Discover empty playgrounds, derelict vehicles, and abandoned dormitories in this uranium boomtown that busted when the mines closed in 1982. Then, explore the craggy peaks of the trailless Rattlesnake Range, less than 10 miles away. [image: Paul Chisholm/Flickr]
Browsing moose have replaced teams of loggers on Hobo Creek, but artifacts remain to tell the cultural history of the area. Hikers can see a steam donkey, ruined splash dams, and old logging camp foundations on the 2-mile Hobo Historical Trail. [image: Kendra Schotzko/Flickr]
More than 30 historic structures have been restored in this former gold-mining boomtown on the southern flanks of the Wind River Range. The Continental Divide Trail passes conveniently through main street; follow it north to access a part of the Winds usually accessed only by thru-hikers.
A “living” ghost town located just 20 miles west of Yellowstone, Virginia City was once home to western folk hero Calamity Jane. Roam up and down the 19th century boardwalks before exploring the lake-studded Tobacco Root Mountains overlooking the town. [image: Ernie Hathaway/Flickr]

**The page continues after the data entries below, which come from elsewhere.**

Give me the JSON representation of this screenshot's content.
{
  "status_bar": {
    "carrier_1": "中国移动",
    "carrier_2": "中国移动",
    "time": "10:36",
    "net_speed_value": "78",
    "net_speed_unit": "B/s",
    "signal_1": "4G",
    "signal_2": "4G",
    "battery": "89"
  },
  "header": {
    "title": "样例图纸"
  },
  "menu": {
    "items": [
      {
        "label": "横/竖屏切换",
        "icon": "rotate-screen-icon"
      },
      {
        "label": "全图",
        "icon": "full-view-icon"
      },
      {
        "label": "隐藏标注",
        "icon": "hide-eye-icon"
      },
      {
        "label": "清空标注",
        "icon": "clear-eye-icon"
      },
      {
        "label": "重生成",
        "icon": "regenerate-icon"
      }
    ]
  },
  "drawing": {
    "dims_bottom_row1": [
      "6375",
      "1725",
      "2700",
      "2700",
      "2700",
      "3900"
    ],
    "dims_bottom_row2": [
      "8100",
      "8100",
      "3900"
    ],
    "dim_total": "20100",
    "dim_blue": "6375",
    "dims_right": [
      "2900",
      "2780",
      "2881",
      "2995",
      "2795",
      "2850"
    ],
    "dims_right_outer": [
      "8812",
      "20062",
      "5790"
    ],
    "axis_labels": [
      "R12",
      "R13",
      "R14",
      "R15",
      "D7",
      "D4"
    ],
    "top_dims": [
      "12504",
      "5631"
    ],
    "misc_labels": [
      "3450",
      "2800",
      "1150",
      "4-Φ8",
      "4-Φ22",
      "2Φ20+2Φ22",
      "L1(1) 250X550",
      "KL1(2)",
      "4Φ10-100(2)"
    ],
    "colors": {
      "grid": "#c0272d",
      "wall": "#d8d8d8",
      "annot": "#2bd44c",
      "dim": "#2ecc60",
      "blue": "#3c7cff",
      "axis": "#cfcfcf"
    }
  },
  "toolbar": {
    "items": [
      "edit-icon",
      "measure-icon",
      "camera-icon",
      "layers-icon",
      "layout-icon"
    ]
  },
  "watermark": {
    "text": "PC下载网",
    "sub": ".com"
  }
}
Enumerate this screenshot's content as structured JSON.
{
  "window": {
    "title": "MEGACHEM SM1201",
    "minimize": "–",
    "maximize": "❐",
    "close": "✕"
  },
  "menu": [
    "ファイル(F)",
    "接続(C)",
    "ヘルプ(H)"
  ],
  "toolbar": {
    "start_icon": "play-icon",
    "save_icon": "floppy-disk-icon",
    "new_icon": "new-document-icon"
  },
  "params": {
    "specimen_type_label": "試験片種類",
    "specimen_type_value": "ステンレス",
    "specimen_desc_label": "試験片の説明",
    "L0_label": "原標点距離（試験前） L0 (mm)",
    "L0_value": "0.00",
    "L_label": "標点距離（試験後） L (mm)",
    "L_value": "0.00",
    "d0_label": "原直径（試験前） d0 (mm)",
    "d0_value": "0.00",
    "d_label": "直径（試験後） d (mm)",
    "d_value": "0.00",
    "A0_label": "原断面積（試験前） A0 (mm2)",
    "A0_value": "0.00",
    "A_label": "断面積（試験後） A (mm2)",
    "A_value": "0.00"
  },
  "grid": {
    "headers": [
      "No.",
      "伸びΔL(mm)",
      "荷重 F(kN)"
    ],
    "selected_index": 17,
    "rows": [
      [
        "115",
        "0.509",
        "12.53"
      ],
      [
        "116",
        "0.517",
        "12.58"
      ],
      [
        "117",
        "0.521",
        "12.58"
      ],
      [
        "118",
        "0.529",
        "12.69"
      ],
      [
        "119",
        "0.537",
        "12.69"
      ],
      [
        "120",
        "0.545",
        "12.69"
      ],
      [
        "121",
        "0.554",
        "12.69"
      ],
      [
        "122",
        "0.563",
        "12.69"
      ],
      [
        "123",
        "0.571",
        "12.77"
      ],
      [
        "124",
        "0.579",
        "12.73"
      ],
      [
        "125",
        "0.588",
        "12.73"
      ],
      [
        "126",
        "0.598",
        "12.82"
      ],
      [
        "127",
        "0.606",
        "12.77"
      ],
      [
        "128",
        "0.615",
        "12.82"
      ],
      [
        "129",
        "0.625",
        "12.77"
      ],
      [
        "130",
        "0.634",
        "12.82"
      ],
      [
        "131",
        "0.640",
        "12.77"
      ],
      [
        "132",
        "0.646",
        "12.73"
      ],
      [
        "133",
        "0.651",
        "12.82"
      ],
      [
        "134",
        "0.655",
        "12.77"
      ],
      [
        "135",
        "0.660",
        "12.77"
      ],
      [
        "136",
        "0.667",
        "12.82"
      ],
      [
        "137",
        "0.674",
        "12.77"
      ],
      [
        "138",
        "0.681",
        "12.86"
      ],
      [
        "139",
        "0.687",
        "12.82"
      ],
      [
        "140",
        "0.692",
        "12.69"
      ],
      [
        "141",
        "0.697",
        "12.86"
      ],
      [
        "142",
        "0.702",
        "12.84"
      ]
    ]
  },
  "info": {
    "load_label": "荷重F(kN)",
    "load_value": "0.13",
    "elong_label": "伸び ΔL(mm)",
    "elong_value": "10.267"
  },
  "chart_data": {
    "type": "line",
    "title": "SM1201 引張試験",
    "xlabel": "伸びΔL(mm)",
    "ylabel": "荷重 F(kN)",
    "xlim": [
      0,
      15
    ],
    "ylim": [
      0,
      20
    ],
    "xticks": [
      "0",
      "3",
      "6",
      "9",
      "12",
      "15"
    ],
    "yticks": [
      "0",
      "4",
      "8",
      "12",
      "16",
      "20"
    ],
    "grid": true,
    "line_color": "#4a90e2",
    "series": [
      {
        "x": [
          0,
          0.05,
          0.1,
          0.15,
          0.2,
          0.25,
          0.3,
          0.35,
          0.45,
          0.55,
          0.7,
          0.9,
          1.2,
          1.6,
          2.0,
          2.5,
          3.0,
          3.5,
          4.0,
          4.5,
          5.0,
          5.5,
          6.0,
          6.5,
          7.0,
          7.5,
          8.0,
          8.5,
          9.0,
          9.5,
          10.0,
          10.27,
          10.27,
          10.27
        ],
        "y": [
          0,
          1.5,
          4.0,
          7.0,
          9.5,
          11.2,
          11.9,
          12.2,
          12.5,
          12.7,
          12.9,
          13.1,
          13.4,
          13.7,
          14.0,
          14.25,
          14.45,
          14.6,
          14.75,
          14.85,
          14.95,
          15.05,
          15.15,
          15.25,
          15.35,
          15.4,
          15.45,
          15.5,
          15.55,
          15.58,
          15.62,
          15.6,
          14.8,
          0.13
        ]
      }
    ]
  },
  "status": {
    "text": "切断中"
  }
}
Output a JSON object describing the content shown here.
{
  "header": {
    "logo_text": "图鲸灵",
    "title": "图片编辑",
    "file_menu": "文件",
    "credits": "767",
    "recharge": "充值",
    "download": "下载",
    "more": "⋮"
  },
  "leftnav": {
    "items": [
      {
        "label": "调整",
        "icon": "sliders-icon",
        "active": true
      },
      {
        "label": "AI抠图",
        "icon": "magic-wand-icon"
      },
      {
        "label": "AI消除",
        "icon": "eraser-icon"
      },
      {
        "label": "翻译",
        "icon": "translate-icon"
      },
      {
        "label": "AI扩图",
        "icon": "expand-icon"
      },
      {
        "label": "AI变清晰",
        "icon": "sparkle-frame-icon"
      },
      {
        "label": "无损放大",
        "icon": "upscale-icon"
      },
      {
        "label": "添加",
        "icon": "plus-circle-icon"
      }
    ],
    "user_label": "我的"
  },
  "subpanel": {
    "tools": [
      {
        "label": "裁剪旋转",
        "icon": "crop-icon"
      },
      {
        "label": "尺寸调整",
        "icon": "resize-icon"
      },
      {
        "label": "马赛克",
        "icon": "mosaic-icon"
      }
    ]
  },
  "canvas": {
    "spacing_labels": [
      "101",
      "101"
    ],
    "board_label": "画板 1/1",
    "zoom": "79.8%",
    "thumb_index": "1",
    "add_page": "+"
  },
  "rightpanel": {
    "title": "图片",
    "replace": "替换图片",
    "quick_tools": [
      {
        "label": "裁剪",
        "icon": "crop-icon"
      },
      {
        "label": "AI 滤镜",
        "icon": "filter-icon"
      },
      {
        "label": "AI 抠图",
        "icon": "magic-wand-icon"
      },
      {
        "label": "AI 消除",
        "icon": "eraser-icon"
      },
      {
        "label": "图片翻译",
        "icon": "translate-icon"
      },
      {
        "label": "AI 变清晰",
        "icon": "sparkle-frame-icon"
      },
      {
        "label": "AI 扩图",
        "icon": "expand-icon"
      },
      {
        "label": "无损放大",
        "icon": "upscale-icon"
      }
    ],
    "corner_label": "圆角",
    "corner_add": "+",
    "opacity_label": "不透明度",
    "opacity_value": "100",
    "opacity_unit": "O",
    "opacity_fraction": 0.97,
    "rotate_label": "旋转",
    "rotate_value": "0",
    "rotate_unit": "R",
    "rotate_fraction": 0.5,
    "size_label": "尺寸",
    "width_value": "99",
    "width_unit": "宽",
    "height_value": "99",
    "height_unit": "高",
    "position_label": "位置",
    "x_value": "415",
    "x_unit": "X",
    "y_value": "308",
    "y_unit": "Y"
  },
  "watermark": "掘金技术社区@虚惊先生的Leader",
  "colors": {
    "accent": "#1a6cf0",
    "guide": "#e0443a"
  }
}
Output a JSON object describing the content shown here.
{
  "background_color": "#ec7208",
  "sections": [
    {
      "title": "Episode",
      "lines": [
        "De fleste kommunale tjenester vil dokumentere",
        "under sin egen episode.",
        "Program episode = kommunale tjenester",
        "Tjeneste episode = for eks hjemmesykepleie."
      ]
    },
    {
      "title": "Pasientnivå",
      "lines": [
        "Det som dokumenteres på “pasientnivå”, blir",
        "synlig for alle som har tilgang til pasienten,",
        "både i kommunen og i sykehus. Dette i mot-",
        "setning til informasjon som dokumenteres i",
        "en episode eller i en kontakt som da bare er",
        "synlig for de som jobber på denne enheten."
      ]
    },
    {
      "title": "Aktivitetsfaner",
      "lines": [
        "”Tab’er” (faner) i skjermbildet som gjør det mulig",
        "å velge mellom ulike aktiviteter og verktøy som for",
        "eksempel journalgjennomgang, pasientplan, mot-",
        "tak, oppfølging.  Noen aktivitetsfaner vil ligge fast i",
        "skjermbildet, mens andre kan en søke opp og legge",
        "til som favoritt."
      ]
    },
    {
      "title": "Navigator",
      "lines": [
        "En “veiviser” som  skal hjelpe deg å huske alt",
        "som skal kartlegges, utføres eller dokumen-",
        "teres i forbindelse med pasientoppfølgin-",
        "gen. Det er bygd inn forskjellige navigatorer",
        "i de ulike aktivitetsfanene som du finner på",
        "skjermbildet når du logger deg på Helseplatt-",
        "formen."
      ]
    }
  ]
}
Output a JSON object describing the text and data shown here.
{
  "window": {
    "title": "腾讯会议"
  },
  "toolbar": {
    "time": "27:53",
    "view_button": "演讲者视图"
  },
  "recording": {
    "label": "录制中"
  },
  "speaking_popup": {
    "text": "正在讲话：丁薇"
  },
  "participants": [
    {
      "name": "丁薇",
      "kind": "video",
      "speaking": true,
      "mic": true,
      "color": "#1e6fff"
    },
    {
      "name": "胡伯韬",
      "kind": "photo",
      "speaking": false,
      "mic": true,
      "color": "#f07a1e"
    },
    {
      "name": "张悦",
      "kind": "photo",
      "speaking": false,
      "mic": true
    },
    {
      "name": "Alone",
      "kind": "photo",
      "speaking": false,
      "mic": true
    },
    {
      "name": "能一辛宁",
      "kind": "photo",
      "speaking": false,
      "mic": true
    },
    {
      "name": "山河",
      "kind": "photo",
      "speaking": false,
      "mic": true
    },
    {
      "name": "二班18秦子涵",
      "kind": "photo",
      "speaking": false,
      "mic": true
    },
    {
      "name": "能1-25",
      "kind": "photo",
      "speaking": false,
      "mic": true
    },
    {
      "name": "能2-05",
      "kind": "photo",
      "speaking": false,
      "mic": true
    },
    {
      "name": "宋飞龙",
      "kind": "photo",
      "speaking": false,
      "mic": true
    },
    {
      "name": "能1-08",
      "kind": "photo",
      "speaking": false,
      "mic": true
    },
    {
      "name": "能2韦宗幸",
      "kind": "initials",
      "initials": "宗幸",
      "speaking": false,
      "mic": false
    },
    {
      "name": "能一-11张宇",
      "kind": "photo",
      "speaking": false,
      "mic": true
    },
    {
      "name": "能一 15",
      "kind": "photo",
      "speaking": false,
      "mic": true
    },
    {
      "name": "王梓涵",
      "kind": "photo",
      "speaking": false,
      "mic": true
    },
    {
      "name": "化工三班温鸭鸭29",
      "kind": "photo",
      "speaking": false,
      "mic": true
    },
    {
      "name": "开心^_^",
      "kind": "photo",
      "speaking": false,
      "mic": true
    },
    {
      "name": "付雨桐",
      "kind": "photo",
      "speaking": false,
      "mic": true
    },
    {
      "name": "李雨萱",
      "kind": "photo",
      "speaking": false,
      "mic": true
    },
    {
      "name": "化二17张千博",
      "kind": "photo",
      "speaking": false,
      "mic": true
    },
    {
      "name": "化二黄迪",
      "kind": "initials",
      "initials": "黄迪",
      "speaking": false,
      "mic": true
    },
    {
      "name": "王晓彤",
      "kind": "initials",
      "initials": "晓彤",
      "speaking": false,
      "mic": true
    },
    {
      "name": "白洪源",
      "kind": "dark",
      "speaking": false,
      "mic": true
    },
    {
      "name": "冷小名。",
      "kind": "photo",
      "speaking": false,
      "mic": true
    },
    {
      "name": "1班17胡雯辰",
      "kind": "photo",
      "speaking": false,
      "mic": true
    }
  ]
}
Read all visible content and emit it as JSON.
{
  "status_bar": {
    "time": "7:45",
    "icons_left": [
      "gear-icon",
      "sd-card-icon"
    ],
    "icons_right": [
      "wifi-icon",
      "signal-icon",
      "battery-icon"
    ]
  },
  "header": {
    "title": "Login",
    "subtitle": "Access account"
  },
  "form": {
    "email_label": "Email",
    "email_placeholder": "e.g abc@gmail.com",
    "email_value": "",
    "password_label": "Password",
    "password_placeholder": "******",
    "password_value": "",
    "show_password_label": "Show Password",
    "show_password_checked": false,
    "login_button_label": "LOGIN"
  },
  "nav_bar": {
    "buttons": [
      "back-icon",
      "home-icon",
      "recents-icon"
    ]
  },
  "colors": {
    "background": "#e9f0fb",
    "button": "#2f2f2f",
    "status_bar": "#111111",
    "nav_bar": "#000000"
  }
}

Designated a National Historic Landmark in 1961, Bodie is one of the best-preserved ghost towns in the nation. Old churches, schools, automobiles, and residences appear frozen in time, transporting the visitor to a by-gone era. [image: John Sullivan/Wikimedia]
During the early 1900s, the Meramec River was a favorite destination for wealthy St. Louisans looking to escape the stresses of city life. Although the echoes of inebriated revelers have long faded from the picturesque valley, you can still see several foundations and the remains of the “Grand Staircase” which connected the river to resorts perched high in the limestone bluffs. [image: Paul Chisholm/Flickr]
Rhyolite is a must-see for visitors to Death Valley National Park. The well-preserved train station serves as the main attraction, but ruins of a bank, mercantile, and an adobe home made from 50,000 beer bottle also spark curiosity. [image: Rafał Próchniak/Flickr]
An estimated 5,000 Chinese immigrants lived here during the 1850s, working in the numerous gold mines that littered the region. Visit the ruins, then explore more than 17 miles of trail in the BLM’s nearby Red Hills Area of Critical Environmental Concern. [image: Cary Bass/Wikimedia]
The 988-ton Yankee Fork Gold Dredge is the highlight of this ghost town on the border of the Frank Church-River of No Return Wilderness, but other attractions include a small museum and an interpretive trail that passes near most of the restored structures. [image: Jerry Willis/Flickr]
Be sure to explore the streets of this well-preserved ghost town before tackling the trails of the nearby Collegiate Peaks, but beware: several of the town’s former residents reportedly haunt its boardwalks, including a mysterious young woman in a white dress. [image: Rolf Blauert/Wikimedia]
Three buildings remain in Buncom from its heyday as a gold mining boomtown: a cookhouse, a post office, and a bunkhouse. Stop and take a look on your way to the hiking trails near sparkling Applegate Lake. [image: Gary Halvorson/Wikimedia]
Several mines dotted the landscape around historic Guston, Colorado, but the Yankee Girl Mine reigned supreme. Investigate the mine’s ruins before exploring the surrounding San Juan Mountains on foot. [image: Sandy Horvath-Dori/Flickr]
Take a hike in Cades Cove during your next visit to Great Smoky Mountains National Park and you’ll see why hundreds of settlers made this their home in the 1800s. Several barns, log homes, and a working grist mill are among the charms of this popular park attraction. [image: Brian Stansberry/Wikimedia]
Excellent preservation, a stunning backdrop, and proximity to Zion National Park make Grafton the “most photographed ghost town in the West.” [image: Wikimedia]